* **TASK DESCRIPTION**
Using the data below, return every line that holds the word "active".

* **SUPPLIED ENTRIES**
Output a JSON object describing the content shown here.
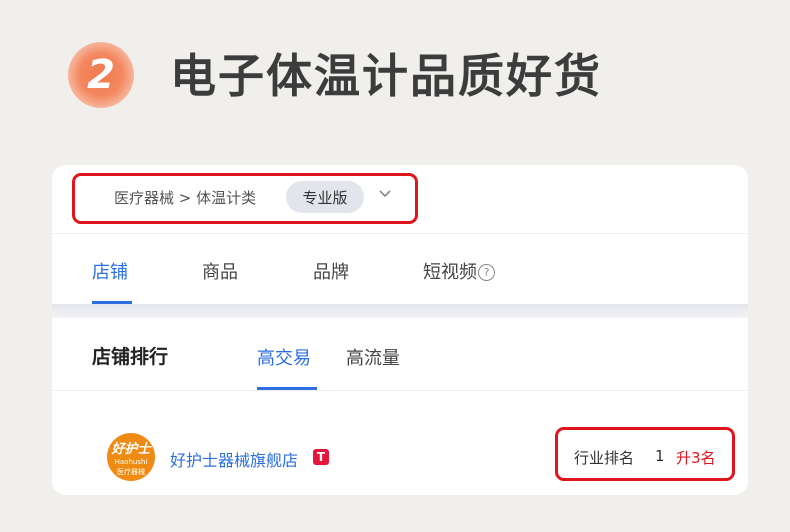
{
  "header": {
    "step_number": "2",
    "title": "电子体温计品质好货"
  },
  "breadcrumb": {
    "path": "医疗器械 > 体温计类",
    "edition_badge": "专业版"
  },
  "tabs": [
    {
      "label": "店铺",
      "active": true
    },
    {
      "label": "商品",
      "active": false
    },
    {
      "label": "品牌",
      "active": false
    },
    {
      "label": "短视频",
      "active": false,
      "icon": "help-icon"
    }
  ],
  "ranking": {
    "title": "店铺排行",
    "subtabs": [
      {
        "label": "高交易",
        "active": true
      },
      {
        "label": "高流量",
        "active": false
      }
    ]
  },
  "store": {
    "logo_text": "好护士",
    "logo_sub": "Haohushi",
    "logo_sub2": "医疗器械",
    "name": "好护士器械旗舰店",
    "tag": "T",
    "rank_label": "行业排名",
    "rank_value": "1",
    "rank_change": "升3名"
  },
  "colors": {
    "accent": "#2c6fe0",
    "highlight": "#e0141c",
    "badge": "#f07a4e"
  }
}
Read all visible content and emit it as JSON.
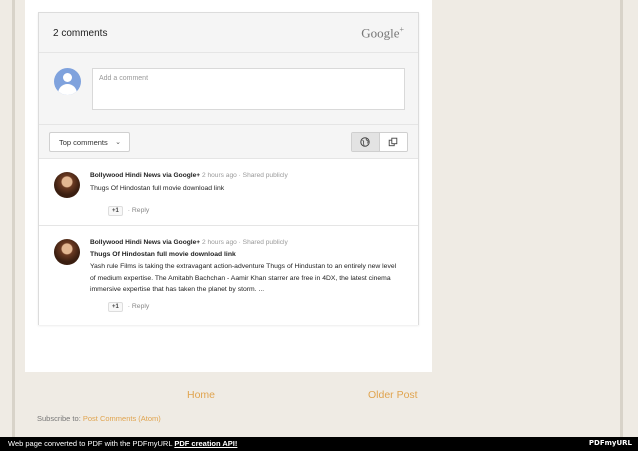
{
  "comments_widget": {
    "count_label": "2 comments",
    "brand": "Google",
    "brand_plus": "+",
    "composer_placeholder": "Add a comment",
    "sort_label": "Top comments",
    "sort_chevron_icon": "chevron-down-icon",
    "view_icons": [
      "globe-icon",
      "copy-icon"
    ]
  },
  "comments": [
    {
      "author": "Bollywood Hindi News",
      "via": " via Google+",
      "time": "2 hours ago",
      "separator": "·",
      "visibility": "Shared publicly",
      "title": "Thugs Of Hindostan full movie download link",
      "body": "",
      "plus_one": "+1",
      "reply_label": "Reply"
    },
    {
      "author": "Bollywood Hindi News",
      "via": " via Google+",
      "time": "2 hours ago",
      "separator": "·",
      "visibility": "Shared publicly",
      "title": "Thugs Of Hindostan full movie download link",
      "body": "Yash rule Films is taking the extravagant action-adventure Thugs of Hindustan to an entirely new level of medium expertise. The Amitabh Bachchan - Aamir Khan starrer are free in 4DX, the latest cinema immersive expertise that has taken the planet by storm. ...",
      "plus_one": "+1",
      "reply_label": "Reply"
    }
  ],
  "pager": {
    "home": "Home",
    "older": "Older Post"
  },
  "subscribe": {
    "label": "Subscribe to: ",
    "link": "Post Comments (Atom)"
  },
  "footer": {
    "text": "Web page converted to PDF with the PDFmyURL ",
    "api_link": "PDF creation API!",
    "logo": "PDFmyURL"
  }
}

* **ANSWER TO THE EXERCISE**
      "active": true
      "active": false
      "active": false
      "active": false,
        "active": true
        "active": false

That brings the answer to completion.